Student of IIRPS VU Eastern European and Russian Studies master's programme

Malin, can you tell us a bit about your background? Where does your interest in politics come from?

Having my roots in the industrial west of Germany, I did not really get in touch with politics until I moved away to get my Bachelor degree in European Studies. The challenge of studying humanities is not to get lost and lose track of your goals because there are many options, sometimes too many. Thus, specializing in political science and Eastern Europe in my Master studies has been both a personal and pragmatic decision. First, because I feel really connected to this region through travels and internships and second, it opens up more career options after graduation.

What brought you to IIRPS VU? Why did you pick Vilnius?

I get the question quite often!
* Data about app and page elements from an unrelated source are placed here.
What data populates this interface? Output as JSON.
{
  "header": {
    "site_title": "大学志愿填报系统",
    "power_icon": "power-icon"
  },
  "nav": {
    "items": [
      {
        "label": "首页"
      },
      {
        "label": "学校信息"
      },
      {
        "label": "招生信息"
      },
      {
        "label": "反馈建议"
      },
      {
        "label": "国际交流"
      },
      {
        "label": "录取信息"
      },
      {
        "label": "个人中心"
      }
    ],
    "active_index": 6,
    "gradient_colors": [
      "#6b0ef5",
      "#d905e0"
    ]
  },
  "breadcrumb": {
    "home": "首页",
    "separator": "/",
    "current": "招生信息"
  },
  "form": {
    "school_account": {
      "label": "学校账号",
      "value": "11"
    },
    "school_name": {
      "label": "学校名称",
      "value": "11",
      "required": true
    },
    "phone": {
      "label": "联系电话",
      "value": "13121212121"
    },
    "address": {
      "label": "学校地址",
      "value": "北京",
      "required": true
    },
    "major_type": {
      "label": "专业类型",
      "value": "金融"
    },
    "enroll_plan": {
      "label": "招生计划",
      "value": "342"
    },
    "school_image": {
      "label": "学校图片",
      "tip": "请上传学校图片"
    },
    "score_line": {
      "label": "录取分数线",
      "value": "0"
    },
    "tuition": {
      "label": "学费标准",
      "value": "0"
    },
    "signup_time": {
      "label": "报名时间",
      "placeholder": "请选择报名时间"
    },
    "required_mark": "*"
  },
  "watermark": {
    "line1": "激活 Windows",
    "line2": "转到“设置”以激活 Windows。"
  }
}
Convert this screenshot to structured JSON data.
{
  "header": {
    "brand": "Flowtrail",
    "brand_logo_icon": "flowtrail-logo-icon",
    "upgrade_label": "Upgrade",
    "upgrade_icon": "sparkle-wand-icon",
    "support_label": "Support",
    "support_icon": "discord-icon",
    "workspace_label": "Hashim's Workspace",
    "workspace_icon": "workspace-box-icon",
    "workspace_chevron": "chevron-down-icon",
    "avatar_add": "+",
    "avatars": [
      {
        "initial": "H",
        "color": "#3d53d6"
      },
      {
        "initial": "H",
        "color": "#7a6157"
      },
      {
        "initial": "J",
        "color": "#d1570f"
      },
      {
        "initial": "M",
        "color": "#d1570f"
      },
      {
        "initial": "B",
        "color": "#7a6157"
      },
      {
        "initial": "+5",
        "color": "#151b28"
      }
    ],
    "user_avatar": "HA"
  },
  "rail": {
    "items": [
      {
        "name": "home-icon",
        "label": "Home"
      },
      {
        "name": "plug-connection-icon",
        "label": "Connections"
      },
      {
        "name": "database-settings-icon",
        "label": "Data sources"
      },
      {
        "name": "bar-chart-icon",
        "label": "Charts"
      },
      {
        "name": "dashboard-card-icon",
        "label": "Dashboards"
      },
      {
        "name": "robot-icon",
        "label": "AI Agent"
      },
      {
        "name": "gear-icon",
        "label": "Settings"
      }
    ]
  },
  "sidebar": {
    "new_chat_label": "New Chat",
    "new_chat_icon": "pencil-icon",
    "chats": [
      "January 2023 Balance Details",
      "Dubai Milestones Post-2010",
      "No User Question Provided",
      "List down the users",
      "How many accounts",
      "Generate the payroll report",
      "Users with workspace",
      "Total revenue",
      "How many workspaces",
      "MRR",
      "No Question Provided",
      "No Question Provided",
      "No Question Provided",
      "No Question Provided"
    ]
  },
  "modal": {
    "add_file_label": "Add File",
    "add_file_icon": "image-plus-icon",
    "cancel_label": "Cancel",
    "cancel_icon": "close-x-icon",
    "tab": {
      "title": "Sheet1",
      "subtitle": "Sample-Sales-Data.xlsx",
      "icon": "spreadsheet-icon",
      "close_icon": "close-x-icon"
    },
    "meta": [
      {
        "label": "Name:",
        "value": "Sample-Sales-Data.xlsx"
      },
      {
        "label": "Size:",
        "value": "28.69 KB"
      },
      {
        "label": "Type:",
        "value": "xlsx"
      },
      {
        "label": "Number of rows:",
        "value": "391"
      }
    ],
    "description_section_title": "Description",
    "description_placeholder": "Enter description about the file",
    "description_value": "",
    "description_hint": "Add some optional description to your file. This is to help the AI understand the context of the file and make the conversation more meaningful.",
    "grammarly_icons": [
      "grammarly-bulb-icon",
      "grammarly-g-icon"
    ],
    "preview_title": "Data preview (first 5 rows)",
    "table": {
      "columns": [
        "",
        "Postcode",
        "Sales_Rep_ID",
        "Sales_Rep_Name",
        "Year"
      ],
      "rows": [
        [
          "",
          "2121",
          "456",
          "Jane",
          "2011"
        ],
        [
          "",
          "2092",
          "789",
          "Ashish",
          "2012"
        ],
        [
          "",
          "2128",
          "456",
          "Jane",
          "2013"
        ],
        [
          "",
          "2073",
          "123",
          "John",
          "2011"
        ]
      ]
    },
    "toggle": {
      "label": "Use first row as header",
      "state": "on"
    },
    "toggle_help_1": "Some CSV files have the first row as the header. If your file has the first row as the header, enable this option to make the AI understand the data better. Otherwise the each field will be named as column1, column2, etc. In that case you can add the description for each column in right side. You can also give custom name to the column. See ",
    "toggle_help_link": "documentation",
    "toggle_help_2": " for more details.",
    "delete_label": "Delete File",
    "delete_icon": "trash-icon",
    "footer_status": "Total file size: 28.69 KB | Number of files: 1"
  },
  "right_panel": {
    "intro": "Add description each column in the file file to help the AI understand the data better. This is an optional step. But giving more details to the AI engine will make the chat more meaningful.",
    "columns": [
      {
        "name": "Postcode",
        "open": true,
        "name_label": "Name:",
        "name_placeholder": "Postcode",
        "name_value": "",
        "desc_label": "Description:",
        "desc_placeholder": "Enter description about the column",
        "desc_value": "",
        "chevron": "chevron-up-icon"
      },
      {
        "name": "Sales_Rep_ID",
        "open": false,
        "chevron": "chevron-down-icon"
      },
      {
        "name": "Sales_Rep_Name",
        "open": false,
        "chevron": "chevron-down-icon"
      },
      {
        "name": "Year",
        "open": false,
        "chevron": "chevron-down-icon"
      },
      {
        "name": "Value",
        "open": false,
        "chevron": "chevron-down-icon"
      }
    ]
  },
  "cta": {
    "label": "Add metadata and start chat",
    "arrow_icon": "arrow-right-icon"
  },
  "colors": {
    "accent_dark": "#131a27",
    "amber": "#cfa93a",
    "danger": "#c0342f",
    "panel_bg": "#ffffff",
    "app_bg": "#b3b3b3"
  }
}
Why did I decide to pursue a degree abroad even though Germany probably offers a wider variety of Master degrees in my field of interest? Eastern European Studies are recently getting quite popular back home, yet, I chose Vilnius because of the unique study program, being close to the area that I study and being able to get a hands-on cultural experience that nobody can take from me once I have graduated. So far IIRPS VU challenged me more than expected but I can only benefit from it.

What are your academic interests?  What will you be writing your thesis on?

Quite unexpectedly I developed a passion for energy security and lobbying issues and the broad political economy background connecting the dots. Therefore, I am writing my thesis on Nord Stream 2 pipeline and its politicization in Germany.

What would you consider the biggest pros of studying here?

Vilnius is a very cozy city and perfect for studying and not getting too distracted. Other pros are small study groups and close contact with lecturers and supervisors who are really interested in your educational progress. I do not feel like simply a number in a study program here.

What would you like to do once you graduate? 

Probably, I won’t go back to Germany anytime soon because once fully committed to living and studying abroad and enjoying it to the fullest it gets harder and harder to appreciate what you’d have in your home country. I would like to pursue an expat life in international organizations after my graduation, try to change the world a bit and settle eventually once I think I succeeded.